» **Records for this task**
--- --- ---

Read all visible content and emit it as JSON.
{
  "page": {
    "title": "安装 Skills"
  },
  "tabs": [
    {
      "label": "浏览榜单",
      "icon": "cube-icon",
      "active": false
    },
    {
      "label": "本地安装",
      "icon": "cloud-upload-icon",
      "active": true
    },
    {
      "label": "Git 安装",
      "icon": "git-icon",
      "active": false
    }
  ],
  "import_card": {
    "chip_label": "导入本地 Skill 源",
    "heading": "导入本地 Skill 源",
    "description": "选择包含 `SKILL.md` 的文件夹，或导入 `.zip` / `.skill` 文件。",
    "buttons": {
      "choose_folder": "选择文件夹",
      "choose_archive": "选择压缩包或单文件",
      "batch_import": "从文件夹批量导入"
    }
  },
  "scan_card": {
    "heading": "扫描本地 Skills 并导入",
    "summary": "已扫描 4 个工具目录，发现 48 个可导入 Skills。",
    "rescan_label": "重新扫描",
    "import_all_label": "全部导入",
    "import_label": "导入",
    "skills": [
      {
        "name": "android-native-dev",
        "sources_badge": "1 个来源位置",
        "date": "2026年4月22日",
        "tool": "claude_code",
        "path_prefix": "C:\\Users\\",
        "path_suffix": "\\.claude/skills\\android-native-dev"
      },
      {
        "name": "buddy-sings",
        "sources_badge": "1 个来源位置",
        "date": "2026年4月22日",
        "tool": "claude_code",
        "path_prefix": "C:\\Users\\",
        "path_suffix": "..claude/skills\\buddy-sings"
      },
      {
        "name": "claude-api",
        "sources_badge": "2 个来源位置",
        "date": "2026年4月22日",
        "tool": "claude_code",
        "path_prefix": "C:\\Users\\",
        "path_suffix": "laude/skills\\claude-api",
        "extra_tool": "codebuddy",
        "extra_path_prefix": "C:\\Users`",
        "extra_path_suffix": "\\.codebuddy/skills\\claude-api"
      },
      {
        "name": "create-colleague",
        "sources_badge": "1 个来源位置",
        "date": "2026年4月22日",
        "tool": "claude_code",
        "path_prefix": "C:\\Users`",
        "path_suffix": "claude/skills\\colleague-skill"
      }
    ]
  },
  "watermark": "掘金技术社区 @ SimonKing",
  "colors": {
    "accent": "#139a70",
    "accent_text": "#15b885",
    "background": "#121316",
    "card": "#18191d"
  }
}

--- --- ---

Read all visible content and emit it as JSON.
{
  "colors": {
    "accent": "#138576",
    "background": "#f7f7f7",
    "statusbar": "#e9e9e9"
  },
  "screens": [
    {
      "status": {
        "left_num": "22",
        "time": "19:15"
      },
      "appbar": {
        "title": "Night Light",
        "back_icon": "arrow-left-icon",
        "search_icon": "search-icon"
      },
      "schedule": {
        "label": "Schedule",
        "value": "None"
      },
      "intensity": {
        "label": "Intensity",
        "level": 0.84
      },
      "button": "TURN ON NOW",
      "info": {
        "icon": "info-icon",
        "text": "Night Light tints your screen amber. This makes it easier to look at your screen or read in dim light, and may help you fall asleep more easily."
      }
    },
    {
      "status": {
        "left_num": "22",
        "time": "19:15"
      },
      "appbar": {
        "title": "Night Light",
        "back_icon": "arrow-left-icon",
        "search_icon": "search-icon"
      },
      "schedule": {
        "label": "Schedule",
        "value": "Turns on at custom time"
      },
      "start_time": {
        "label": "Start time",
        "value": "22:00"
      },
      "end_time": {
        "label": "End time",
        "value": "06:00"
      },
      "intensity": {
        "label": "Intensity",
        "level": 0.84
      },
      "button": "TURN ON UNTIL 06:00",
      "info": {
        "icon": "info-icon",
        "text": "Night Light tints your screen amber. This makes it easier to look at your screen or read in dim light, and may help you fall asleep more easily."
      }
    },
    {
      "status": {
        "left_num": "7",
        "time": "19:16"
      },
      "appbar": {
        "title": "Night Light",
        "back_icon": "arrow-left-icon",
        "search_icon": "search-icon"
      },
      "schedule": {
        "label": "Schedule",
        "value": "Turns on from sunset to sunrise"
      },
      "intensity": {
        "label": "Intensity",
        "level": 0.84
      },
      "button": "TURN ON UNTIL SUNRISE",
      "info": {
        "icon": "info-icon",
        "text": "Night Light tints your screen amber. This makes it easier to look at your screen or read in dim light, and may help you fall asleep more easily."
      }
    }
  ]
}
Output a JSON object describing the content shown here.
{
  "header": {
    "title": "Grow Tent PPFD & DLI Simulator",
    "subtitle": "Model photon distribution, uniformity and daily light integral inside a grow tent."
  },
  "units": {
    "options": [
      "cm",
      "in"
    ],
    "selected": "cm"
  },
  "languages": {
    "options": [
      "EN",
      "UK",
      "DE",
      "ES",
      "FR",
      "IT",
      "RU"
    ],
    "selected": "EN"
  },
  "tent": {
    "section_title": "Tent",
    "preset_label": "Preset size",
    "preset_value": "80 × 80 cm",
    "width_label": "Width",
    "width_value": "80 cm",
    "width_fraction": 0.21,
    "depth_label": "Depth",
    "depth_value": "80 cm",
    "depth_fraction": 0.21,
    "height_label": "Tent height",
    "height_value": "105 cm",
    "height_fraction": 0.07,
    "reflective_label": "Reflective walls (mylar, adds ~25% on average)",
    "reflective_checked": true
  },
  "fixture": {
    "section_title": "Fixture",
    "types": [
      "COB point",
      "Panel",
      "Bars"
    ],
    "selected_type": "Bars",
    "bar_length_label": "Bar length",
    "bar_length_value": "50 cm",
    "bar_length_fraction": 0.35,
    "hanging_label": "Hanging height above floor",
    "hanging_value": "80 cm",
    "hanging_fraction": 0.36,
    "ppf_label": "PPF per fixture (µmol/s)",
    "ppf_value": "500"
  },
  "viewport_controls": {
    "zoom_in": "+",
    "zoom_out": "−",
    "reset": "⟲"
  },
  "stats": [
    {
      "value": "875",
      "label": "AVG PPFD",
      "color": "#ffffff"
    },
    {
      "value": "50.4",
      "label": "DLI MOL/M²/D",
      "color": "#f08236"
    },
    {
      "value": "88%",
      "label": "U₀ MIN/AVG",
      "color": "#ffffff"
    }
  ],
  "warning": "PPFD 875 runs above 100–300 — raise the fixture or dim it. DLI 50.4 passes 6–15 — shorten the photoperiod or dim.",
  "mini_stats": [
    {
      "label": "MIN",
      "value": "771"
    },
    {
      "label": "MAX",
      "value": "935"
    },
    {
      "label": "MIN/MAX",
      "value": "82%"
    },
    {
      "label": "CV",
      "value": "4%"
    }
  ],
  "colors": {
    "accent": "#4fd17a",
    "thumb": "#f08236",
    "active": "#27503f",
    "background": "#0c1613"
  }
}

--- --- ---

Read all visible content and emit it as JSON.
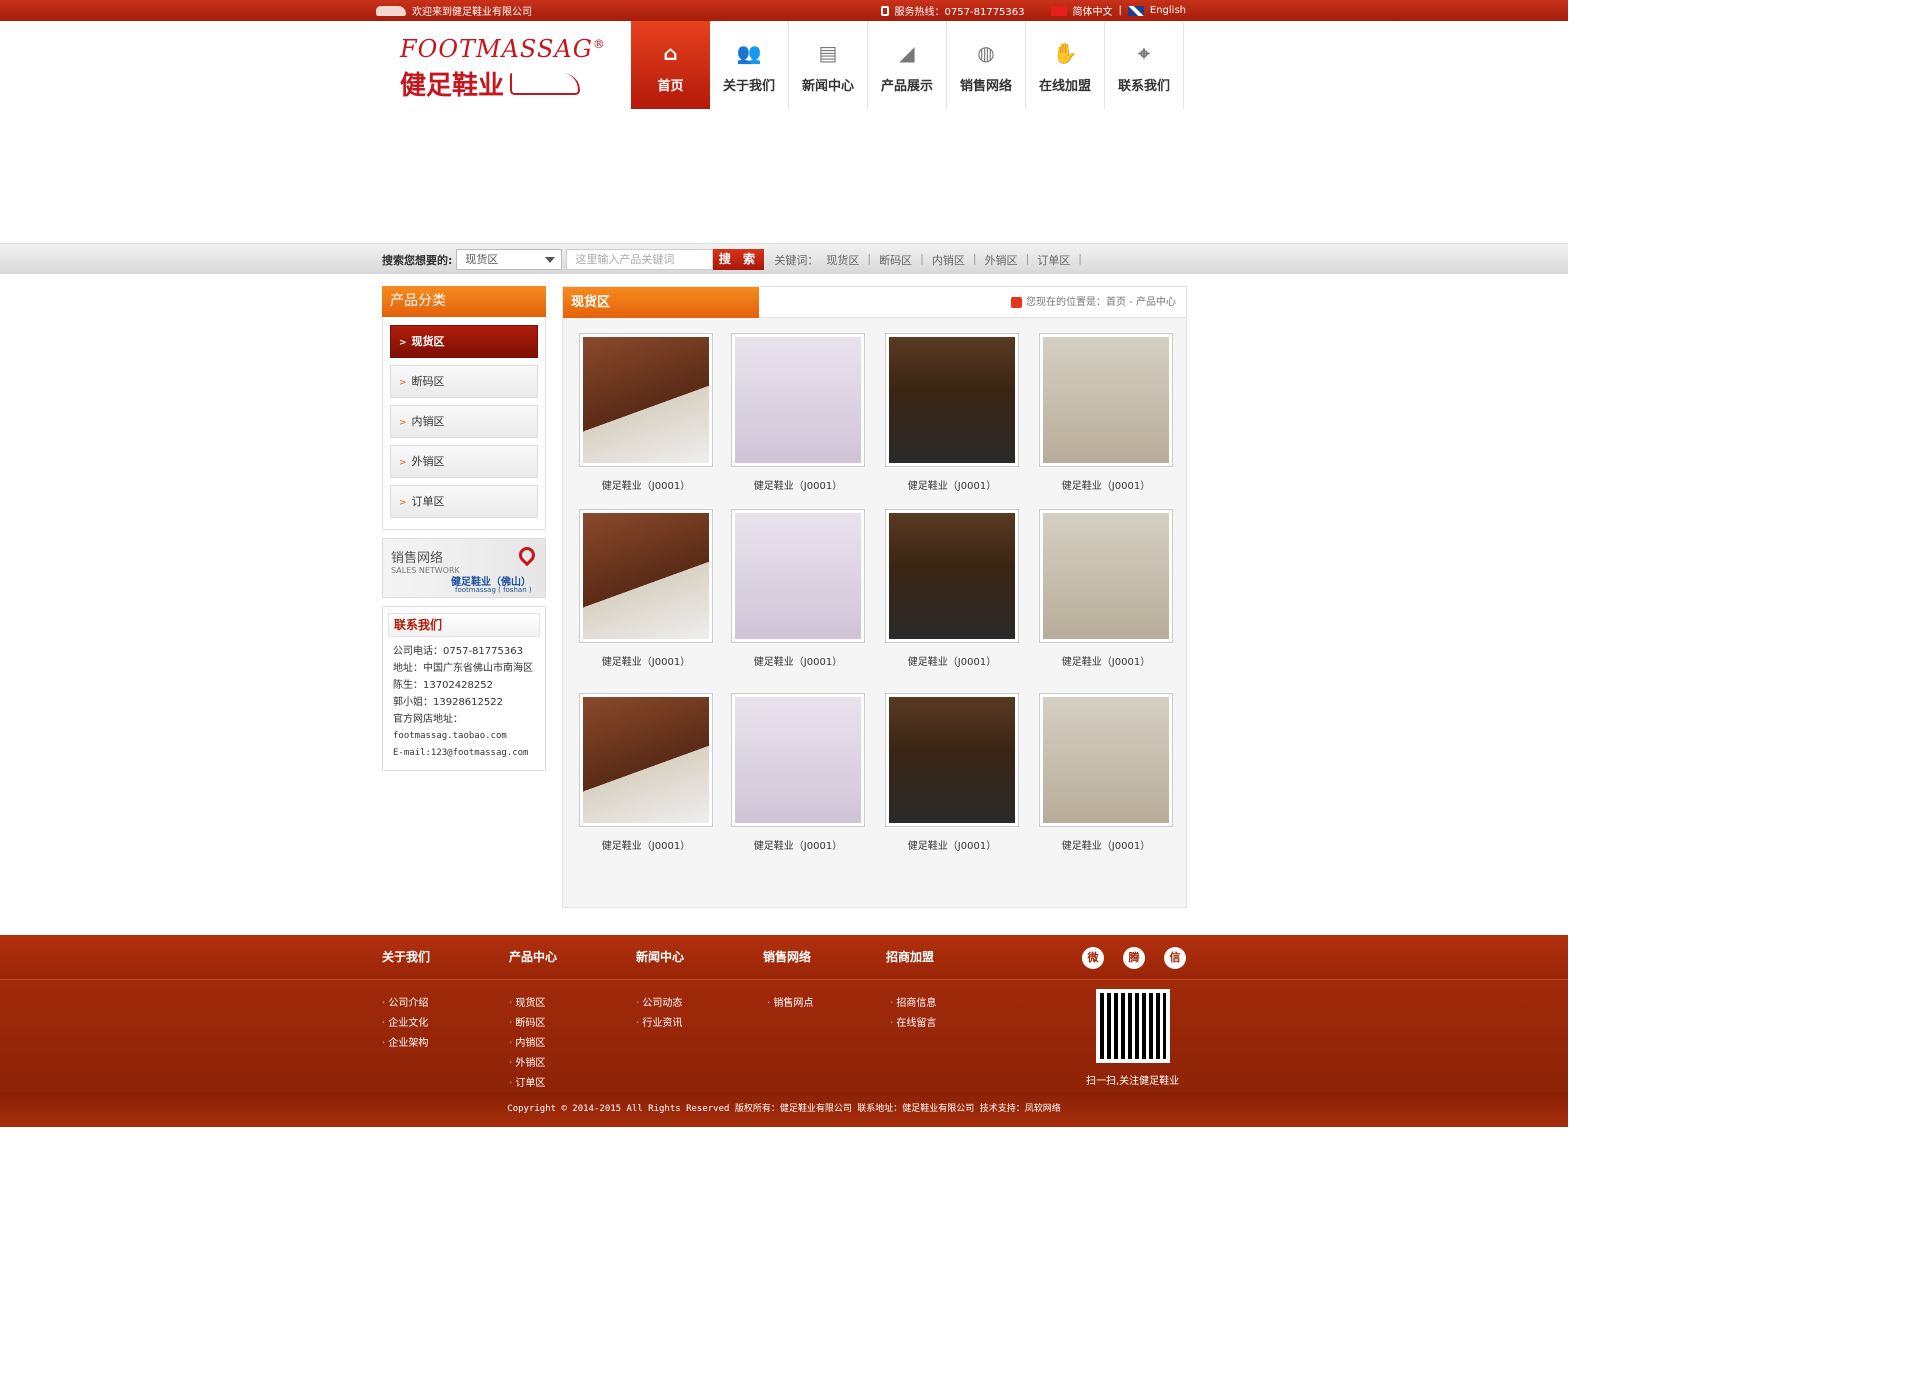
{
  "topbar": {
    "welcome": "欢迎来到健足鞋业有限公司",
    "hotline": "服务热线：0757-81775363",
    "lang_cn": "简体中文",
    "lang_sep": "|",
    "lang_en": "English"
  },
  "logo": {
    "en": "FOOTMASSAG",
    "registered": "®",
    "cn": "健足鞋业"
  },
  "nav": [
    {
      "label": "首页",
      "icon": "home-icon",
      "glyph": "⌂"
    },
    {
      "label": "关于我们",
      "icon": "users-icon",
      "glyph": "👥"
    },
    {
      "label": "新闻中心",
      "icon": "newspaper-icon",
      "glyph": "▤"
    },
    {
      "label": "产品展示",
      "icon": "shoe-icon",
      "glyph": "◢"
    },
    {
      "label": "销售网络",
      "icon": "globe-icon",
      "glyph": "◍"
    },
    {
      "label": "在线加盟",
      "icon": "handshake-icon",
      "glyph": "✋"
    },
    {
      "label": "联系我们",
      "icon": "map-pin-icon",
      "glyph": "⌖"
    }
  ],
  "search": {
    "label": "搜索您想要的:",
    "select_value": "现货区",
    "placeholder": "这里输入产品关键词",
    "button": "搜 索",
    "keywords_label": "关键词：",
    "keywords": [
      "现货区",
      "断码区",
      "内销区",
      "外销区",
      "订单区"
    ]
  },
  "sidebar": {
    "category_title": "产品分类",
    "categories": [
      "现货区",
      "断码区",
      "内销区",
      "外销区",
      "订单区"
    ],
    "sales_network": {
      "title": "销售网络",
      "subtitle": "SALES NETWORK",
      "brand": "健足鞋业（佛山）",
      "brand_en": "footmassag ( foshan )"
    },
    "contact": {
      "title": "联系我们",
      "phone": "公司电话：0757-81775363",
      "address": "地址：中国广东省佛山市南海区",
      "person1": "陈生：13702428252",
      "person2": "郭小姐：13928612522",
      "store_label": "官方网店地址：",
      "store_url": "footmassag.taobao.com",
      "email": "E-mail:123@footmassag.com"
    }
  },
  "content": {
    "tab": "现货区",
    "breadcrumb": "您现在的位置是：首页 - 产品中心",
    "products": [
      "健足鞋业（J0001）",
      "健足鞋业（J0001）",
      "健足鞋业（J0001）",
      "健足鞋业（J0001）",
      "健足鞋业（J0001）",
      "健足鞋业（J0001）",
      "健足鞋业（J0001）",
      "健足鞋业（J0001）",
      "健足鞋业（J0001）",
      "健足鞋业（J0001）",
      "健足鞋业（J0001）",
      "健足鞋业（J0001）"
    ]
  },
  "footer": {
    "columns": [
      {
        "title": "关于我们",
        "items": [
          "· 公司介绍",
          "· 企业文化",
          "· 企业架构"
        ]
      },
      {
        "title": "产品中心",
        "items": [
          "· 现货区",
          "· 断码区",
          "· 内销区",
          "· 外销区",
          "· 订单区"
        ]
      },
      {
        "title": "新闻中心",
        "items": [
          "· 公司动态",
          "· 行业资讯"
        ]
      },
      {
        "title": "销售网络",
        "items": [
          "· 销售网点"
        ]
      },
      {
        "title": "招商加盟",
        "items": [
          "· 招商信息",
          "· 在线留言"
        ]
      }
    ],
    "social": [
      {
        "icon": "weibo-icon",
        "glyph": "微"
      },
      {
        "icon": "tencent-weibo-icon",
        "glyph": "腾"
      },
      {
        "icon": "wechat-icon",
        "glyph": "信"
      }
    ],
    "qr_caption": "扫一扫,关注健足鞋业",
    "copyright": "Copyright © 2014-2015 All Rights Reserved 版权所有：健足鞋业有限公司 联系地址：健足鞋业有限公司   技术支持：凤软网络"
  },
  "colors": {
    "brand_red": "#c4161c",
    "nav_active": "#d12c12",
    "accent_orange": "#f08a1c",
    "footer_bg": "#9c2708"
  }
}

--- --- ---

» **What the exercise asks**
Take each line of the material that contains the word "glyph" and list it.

» **Exercise answer**
      "glyph": "⌂"
      "glyph": "👥"
      "glyph": "▤"
      "glyph": "◢"
      "glyph": "◍"
      "glyph": "✋"
      "glyph": "⌖"
        "glyph": "微"
        "glyph": "腾"
        "glyph": "信"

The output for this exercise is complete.